[Stored items from a collection]
^^^^^^^^

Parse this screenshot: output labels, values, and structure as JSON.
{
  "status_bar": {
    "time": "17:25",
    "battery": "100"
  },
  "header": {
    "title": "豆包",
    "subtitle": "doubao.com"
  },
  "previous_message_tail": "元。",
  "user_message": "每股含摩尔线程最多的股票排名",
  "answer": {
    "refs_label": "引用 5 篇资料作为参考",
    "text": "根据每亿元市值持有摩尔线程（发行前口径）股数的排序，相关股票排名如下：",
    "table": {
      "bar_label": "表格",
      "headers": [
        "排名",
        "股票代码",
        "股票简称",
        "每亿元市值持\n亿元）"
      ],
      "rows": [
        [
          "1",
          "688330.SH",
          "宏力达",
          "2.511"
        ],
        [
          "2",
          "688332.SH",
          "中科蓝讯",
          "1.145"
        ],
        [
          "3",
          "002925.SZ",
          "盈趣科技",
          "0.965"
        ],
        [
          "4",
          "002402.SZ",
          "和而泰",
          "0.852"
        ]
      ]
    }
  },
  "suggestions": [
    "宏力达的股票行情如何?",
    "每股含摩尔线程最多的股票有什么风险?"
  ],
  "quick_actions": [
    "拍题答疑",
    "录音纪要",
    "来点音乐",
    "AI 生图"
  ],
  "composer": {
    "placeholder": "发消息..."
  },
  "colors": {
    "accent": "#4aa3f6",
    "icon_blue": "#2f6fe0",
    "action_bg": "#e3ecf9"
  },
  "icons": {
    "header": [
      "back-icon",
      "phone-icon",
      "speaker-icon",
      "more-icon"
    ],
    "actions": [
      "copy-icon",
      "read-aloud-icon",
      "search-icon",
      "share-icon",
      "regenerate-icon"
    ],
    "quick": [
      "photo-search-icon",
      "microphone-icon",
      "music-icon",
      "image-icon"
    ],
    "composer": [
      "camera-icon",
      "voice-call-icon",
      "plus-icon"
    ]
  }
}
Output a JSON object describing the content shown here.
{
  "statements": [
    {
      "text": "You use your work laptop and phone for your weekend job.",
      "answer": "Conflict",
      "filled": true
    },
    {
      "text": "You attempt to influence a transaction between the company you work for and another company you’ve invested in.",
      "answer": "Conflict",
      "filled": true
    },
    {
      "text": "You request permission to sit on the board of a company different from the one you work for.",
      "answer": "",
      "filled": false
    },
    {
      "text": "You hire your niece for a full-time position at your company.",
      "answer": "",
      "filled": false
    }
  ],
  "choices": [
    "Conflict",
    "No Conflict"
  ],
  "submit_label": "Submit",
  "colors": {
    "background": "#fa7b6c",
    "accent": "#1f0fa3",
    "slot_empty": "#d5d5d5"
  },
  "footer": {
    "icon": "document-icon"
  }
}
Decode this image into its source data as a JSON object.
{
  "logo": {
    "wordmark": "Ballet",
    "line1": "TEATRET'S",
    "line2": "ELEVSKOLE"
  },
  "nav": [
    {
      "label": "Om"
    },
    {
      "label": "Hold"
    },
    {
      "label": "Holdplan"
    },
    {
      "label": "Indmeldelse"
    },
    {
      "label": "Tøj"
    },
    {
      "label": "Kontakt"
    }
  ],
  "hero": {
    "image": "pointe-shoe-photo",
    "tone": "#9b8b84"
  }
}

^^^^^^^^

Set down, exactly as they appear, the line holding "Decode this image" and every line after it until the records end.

Decode this image into its source data as a JSON object.
{
  "logo": {
    "wordmark": "Ballet",
    "line1": "TEATRET'S",
    "line2": "ELEVSKOLE"
  },
  "nav": [
    {
      "label": "Om"
    },
    {
      "label": "Hold"
    },
    {
      "label": "Holdplan"
    },
    {
      "label": "Indmeldelse"
    },
    {
      "label": "Tøj"
    },
    {
      "label": "Kontakt"
    }
  ],
  "hero": {
    "image": "pointe-shoe-photo",
    "tone": "#9b8b84"
  }
}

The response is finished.